Free, free at last?
The tanks did not roll in. No alien army tramped through Dublin. But on December 15th 2010 the prevailing overblown narrative would have us believe, the flag came down from Government Buildings. And, just days later, the keys to Merrion Street were handed over by our ministers to the new proconsuls of the troika, conjuring up images of the burghers of Calais in Rodin’s celebrated sculpture surrendering the keys to their city. Sovereign no more.
“Was it for this...?” this paper editorialised, reflecting the national anguish: “Having obtained our political independence from Britain to be the masters of our own affairs, we have now surrendered our sovereignty to the European Commission, the European Central Bank, and the International Monetary Fund. ” And, we argued, “the true ignominy ... is not that our sovereignty has been taken away from us, it is that we ourselves have squandered it.”
As we prepare to exit the bailout tomorrow the mood music is rightly somewhat less momentous. Although the Government – which does deserve some credit – is whipping up a storm to burnish its image as national saviours, the “historic” restoration of our sovereignty is viewed by most citizens more soberly, less as a great leap forward akin to independence in 1922, and more perhaps with the benign indifference manifested on our 1973 EU accession.
The pain continues
That more realistic perspective reflects the reality that while some measure of lost independence may have been restored, sovereignty does not butter bread. The pain continues for working and middle classes alike. The sense persists that those who pay are not those who created the crisis. Austerity is still the order of the day, and will be so for years. Unpaid, unpayable mortgages are foreclosed on, jobs remain scarce, our young still head for the emigrant ship, shrunken wage packets make this Christmas shop an ordeal ... The State may be returning to bond markets full of confidence, without the need for a safety net borrowing facility, but let’s not forget that its purpose is to borrow from others, instead of the troika, to repay a debt incurred in the bailout process that will have us on the hook for the next 25 years.
And have we brought the beast that brought us down under control? The financialisation and securitisation that had transformed capitalism worldwide took Ireland by storm – the financial sector (measured as bank assets as share of GDP) had grown here from 150 per cent in 1995 to 903 per cent in 2008. Fed by cheap credit and weak regulation, Anglo was a train crash waiting to happen.

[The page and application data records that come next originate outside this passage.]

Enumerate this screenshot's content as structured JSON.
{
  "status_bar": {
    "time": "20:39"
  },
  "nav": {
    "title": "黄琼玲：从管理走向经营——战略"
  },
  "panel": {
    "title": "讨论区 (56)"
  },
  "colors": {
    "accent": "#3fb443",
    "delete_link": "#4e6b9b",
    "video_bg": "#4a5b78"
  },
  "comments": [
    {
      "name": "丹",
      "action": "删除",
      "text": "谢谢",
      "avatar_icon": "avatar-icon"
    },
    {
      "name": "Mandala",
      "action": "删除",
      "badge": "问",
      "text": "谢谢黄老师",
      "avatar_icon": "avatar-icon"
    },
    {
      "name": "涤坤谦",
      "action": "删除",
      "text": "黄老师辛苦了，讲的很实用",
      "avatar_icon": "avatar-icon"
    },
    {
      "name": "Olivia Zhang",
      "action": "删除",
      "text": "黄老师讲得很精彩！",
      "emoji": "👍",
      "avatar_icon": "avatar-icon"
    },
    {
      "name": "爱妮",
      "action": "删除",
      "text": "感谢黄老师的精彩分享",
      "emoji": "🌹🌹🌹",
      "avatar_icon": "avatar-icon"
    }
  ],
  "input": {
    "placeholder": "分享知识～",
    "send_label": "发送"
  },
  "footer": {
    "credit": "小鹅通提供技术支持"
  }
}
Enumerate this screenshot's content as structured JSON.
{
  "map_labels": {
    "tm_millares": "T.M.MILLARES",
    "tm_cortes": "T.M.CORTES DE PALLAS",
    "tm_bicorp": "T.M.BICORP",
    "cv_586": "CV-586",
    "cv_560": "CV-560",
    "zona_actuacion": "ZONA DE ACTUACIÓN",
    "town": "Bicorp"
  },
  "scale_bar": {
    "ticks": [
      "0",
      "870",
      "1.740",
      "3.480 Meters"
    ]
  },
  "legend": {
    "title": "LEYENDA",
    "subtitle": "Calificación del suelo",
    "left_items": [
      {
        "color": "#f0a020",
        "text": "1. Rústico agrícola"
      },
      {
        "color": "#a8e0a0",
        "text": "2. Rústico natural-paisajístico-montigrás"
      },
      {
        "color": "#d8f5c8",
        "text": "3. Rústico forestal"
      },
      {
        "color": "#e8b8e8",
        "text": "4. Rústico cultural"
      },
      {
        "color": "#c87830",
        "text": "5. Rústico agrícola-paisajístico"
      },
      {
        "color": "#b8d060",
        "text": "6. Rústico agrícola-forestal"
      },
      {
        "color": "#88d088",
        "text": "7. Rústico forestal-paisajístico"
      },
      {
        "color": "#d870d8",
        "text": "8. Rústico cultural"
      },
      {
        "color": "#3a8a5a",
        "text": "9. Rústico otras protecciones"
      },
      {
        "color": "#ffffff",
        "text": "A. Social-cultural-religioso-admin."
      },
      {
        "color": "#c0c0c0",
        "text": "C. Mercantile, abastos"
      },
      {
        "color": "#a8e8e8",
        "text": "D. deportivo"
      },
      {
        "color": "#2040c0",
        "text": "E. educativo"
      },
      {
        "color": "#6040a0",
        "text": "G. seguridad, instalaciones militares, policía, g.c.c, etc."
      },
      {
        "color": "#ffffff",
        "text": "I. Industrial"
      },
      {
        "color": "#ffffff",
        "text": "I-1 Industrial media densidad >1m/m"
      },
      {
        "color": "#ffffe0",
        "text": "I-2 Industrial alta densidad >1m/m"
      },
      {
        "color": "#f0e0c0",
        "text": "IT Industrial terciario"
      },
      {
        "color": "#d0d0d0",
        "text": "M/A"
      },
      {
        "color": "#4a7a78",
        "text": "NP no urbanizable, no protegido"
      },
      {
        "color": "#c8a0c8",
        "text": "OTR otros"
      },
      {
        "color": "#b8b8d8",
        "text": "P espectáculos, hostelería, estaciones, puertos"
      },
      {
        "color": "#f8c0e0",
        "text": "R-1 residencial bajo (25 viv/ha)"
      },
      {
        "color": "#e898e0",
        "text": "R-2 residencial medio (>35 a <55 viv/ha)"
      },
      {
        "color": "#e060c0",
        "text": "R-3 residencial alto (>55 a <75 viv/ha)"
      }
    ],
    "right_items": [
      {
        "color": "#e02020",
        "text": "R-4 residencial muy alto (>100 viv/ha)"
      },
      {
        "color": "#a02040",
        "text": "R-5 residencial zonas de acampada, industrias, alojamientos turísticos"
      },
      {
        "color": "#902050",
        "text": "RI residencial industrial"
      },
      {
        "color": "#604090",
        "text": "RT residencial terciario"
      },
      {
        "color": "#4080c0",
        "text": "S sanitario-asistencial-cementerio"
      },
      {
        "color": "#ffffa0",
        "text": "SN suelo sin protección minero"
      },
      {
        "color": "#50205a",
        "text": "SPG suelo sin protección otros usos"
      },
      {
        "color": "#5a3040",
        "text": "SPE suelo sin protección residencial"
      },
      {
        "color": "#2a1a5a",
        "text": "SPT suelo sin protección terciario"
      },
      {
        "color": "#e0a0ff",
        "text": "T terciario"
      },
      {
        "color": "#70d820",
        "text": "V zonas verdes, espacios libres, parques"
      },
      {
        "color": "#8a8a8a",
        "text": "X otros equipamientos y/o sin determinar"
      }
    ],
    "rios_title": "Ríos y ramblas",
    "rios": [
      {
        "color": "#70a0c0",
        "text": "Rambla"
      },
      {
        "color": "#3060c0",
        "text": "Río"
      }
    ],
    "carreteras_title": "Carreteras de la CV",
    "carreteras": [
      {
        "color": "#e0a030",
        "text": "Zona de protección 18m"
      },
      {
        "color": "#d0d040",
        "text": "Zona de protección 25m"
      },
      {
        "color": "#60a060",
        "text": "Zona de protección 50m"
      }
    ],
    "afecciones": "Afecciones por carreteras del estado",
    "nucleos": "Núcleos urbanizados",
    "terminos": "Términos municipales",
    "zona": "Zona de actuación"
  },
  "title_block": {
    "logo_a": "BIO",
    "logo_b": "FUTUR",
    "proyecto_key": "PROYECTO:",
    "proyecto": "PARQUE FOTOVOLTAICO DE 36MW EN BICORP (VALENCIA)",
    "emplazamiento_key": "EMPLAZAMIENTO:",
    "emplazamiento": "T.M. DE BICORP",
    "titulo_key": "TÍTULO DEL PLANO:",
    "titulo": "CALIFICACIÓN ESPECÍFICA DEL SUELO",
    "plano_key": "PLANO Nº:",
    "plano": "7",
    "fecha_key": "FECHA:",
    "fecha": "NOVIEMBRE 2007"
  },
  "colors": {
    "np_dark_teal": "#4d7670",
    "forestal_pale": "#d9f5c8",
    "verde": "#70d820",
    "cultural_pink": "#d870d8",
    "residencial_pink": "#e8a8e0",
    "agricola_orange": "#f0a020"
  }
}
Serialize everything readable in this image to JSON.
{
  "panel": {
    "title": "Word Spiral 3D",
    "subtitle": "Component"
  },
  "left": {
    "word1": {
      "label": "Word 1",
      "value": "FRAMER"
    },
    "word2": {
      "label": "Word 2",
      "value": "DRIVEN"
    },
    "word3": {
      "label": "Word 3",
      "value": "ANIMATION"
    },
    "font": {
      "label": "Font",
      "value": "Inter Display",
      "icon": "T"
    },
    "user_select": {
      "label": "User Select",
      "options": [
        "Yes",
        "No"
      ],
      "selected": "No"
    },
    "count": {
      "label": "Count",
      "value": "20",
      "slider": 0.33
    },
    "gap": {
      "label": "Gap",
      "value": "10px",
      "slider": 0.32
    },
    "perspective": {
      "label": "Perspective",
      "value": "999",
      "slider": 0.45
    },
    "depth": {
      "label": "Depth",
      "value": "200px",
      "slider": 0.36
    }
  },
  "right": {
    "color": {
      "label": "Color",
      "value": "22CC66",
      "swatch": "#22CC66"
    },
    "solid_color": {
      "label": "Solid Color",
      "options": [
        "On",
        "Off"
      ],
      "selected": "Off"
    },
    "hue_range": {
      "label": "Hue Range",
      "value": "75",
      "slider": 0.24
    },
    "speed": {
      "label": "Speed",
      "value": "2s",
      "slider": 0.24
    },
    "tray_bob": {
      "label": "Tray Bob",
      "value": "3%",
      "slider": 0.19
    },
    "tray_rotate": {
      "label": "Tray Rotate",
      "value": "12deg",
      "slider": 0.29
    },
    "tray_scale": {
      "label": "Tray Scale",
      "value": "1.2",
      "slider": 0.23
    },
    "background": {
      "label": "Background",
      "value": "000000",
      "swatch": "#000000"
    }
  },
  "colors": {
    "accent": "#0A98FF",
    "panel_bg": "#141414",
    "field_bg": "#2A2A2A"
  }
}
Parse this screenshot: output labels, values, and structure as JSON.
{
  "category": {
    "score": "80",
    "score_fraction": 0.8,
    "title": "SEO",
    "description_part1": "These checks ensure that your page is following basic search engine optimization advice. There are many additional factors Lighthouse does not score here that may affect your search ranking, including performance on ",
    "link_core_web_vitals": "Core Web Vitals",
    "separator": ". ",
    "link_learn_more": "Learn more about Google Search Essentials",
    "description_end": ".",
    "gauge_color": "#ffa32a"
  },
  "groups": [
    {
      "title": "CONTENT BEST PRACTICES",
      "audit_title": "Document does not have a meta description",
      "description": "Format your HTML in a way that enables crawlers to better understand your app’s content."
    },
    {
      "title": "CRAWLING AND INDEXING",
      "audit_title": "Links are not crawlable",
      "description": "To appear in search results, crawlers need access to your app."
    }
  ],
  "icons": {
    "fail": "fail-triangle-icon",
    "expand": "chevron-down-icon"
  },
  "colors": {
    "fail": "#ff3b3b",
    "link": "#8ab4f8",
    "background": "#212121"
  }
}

Today, while regulation has been tightened, and the EU moves towards banking union, in Britain there are again calls for banks to be free to return to the sort of dangerous lending that caused the crisis (Financial Times December 11th, Page 1, “BoE champions bundled debt”). Have we learned?